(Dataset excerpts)
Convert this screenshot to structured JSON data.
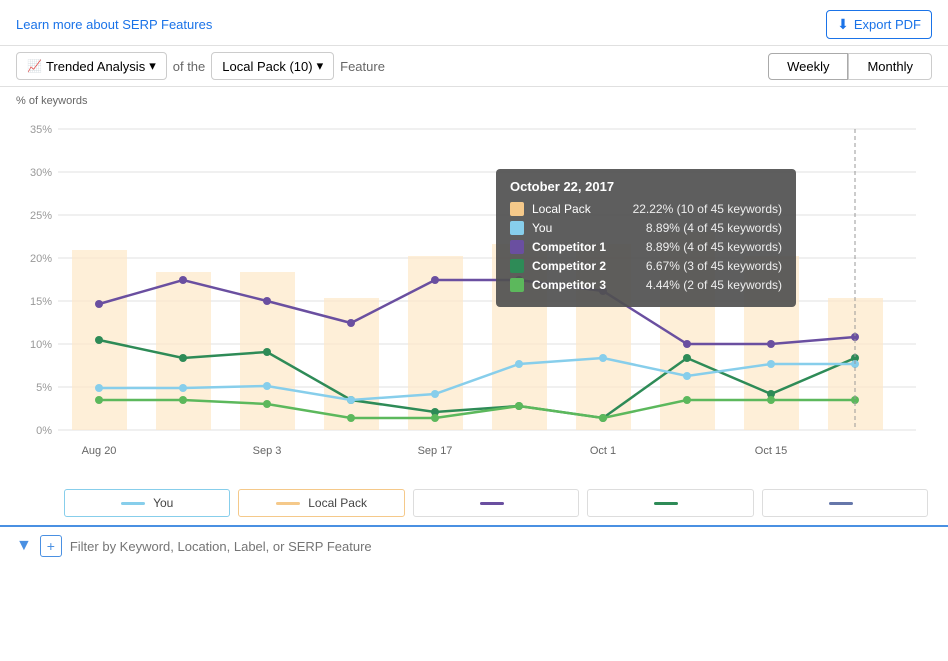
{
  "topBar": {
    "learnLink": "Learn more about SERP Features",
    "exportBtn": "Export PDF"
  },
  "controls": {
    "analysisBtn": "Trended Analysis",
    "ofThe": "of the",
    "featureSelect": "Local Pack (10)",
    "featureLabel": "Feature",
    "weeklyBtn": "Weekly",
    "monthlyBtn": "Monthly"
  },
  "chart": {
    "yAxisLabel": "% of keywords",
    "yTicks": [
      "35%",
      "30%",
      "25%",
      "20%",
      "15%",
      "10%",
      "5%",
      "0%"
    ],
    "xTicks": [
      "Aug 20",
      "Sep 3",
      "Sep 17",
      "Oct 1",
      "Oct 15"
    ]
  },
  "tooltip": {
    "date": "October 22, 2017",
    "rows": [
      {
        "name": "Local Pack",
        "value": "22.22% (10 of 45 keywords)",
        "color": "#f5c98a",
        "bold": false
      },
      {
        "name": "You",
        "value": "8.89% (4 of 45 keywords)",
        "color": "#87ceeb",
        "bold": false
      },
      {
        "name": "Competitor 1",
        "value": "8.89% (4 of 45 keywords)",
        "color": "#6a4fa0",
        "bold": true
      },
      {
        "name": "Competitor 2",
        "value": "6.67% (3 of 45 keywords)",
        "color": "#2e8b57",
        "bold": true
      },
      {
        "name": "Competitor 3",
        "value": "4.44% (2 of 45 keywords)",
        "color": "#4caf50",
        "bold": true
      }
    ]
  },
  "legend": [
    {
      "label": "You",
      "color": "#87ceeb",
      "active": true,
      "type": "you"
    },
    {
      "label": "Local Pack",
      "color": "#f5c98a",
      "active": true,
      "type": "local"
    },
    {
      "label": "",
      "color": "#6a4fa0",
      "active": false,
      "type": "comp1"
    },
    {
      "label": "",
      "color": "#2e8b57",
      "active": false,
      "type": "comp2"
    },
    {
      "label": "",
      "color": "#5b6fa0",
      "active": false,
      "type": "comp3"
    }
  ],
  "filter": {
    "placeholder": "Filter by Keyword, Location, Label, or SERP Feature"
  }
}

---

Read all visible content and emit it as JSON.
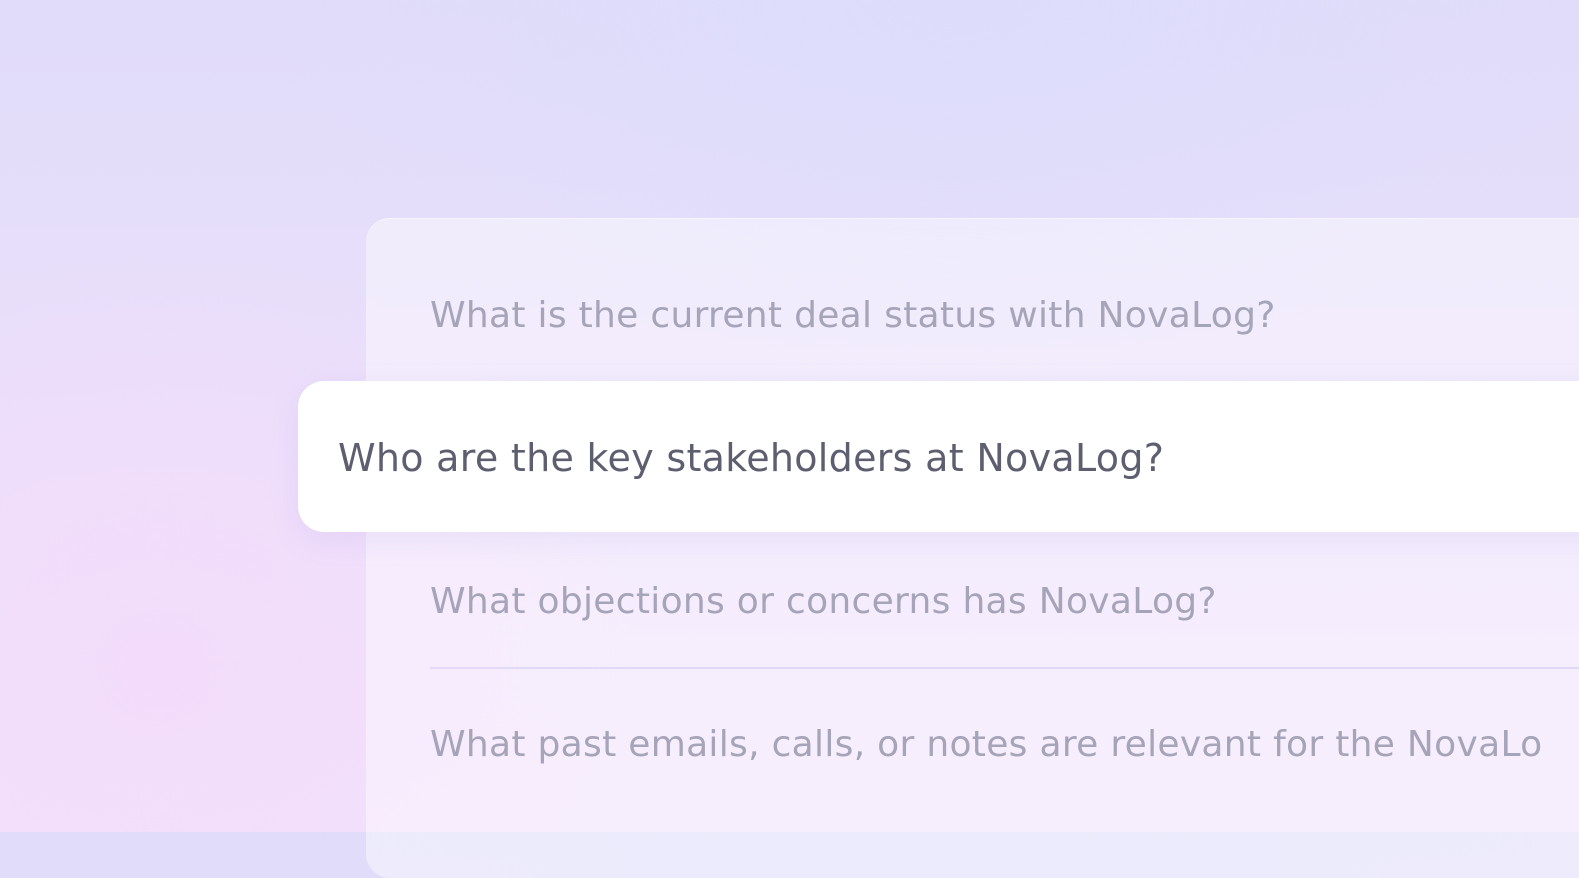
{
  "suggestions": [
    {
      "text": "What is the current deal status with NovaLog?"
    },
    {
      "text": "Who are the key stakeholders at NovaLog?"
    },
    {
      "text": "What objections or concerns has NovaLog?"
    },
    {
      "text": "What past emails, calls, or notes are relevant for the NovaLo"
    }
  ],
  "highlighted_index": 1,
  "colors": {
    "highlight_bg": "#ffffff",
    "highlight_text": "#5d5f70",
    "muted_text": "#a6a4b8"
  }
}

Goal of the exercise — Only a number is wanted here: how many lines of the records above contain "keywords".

Response to this exercise — 6